The concept of living in a granny flat close to family is attractive, but it doesn’t always work out as a happy arrangement. By far the most effective way to protect the interests of both parent and child is to make sure the terms of the agreement are in writing.
Certainly, Centrelink encourages any granny flat interest arrangement to be put in writing.
However, until July 1, this year, capital gains tax meant that many people chose not to put their granny flat agreement in writing.
This created real difficulty in sorting things out when things did not work as planned.
Capital gains tax did not arise in every circumstance, but prior to 1 July it could arise in the following very common scenario.
A parent has $200,000 to build a flat on the child’s land. The payment is made, either to the child or a builder, who builds the flat, or extends the house. The parent gets a granny flat interest.
The land does (and must for Centrelink) stay in the child’s name. However, the child has received a gain, either in cash or increase in value, of the property, which is no longer solely their principal place of residence.
The ATO then says the child has received a $200,000 capital gain, which has crystallised, and tax must be paid on that amount.
Effectively two arms of government were driving people in opposite directions. Centrelink says – put it in writing. The tax department says if there’s an agreement like this the gain is taxable.
Accordingly, many families decided to do things informally and not confuse the tax department with paperwork, hoping the gain triggered would fly under the radar.

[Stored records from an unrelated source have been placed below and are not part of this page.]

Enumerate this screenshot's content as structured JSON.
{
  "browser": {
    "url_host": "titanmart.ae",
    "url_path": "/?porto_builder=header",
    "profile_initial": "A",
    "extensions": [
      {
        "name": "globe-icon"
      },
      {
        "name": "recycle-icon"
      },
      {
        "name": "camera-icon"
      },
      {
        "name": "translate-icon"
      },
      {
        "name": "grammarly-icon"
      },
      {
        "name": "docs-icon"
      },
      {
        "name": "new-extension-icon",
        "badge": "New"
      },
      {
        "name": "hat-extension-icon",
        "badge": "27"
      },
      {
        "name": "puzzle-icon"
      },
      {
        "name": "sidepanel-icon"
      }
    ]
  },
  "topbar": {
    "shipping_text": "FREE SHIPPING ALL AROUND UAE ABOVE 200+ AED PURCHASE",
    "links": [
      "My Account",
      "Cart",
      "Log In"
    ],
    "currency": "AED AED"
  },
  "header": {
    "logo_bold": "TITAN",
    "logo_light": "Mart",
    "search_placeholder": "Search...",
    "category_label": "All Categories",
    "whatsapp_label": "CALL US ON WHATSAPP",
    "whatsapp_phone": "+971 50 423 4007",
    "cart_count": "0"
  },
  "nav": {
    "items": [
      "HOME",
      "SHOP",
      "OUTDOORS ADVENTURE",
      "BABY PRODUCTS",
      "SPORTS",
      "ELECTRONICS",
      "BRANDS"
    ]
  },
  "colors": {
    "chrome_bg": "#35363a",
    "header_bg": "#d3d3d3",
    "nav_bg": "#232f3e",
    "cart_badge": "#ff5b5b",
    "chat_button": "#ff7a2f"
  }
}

We have previously written about the risks of not having anything in writing in a granny flat arrangement (the full article is on our website), but in summary often events – health problems, separation, bankruptcy, financial difficulty, relocation for work etc – overtake the well-meaning initial intentions.
People often consult us about a granny flat arrangement that has fallen apart, sometimes simply because the parent and child don’t get on anymore, and the first question we ask is – is there an agreement in writing?
Usually, the answer is no.
Then we ask what were the terms of the agreement? Answer: Don’t know, I was going to live there until I died.
What was the plan if the parent got sick? Answer: Don’t know.
What if the child separated? Answer: Not discussed.
The child went bankrupt? Answer: Never thought of that.
With the new tax ruling from July 1, a granny flat agreement of this nature does not trigger capital gains tax, so there is no good reason not to have a written agreement and many good reasons to ensure it is in place.